Jarrar succeeded Alber Elbaz, who left the brand after 14 years in October 2015 following disagreements with its Taiwan-based Chinese owner, Shaw-Lan Wang.
Jarrar, a talented couturier who shuttered her namesake house to focus on Lanvin, and was last week made an Officer of the Order of Arts and Letters, one of France’s highest honours, has been unable to single-handedly revive the brand, which has suffered from falling revenues amidst a lack of investment since the days of her predecessor.
“I have pressure,” she admitted in a March interview with the South China Morning Post. “I wanted to dedicate my whole self to Lanvin, to relaunch the maison and brand, so I shut my own label down… But I need the whole house’s support; alone it’s impossible.”
Meanwhile, her minimal, tailored aesthetic was a departure from Elbaz’s much-loved draped eveningwear, and a new direction was always going to take time to resonate with consumers in a way that came anything close to what Elbaz achieved in his 14-year tenure. “That personal connection that Alber fostered between the brand and the audiences was deep,” said Caroline Issa, chief executive and fashion director of Tank magazine, in a September interview with BoF.

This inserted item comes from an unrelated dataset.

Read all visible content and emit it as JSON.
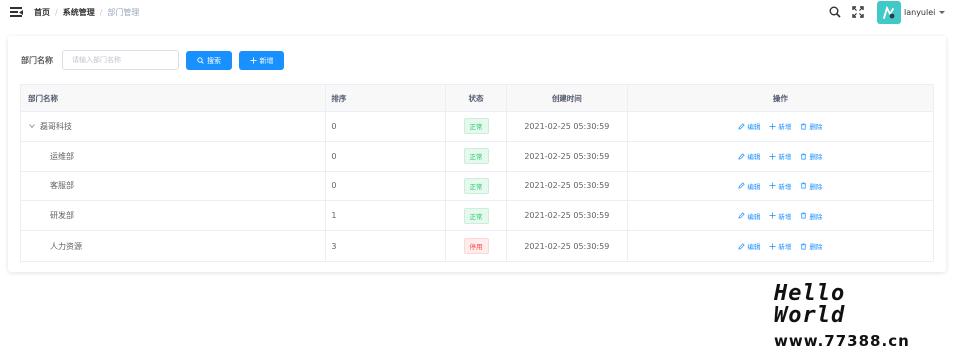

Ultimately, initial sell-through has been underwhelming, and in June Lanvin reported a 23 percent fall in revenue for 2016, down to €162 million after a net loss of €18.3 million. By comparison, in 2015 it reported a profit of €6.3 million, and in 2012, at the label’s peak, revenues were reported at €235 million.
The news of Jarrar’s departure follows a catalogue of issues at Lanvin. The company is said to have appointed advisory firm Long Term Partners to conduct an audit and recommend ways to reduce the company's costs, prompting rumours of layoffs.
Founded in 1889, Lanvin is one of France's last major independent fashion brands. Wang, who became the brand’s controlling shareholder in 2001, has been reluctant to invest in the brand for many years. According to reports, she would not let her associate Swiss investor Ralph Bartel, who owns 25 percent of Lanvin, inject more cash into the business to support the brand as it would dilute her stake.
"He disagrees with the options chosen by the management and wants an urgent change in strategy," a source told Reuters of Bartel.
A representative for Lanvin did not respond to a request for comment at the time of publication.
Updated 7:45pm GMT on 6th July, 2017:
In a statement issued to press Thursday evening, Lanvin confirmed Bouchra Jarrar's departure. It read:
Lanvin and Bouchra Jarrar have mutually decided to put an end to their collaboration. This decision is effective as of today. Madame Wang wishes to thank Bouchra Jarrar who since her arrival brought her talent to serve the company. Bouchra Jarrar thanks Madame Wang for her trust. She wishes most particularly to acknowledge the work of the teams with who she collaborated to express creativity and French know-how. Bouchra Jarrar will now concentrate on new projects.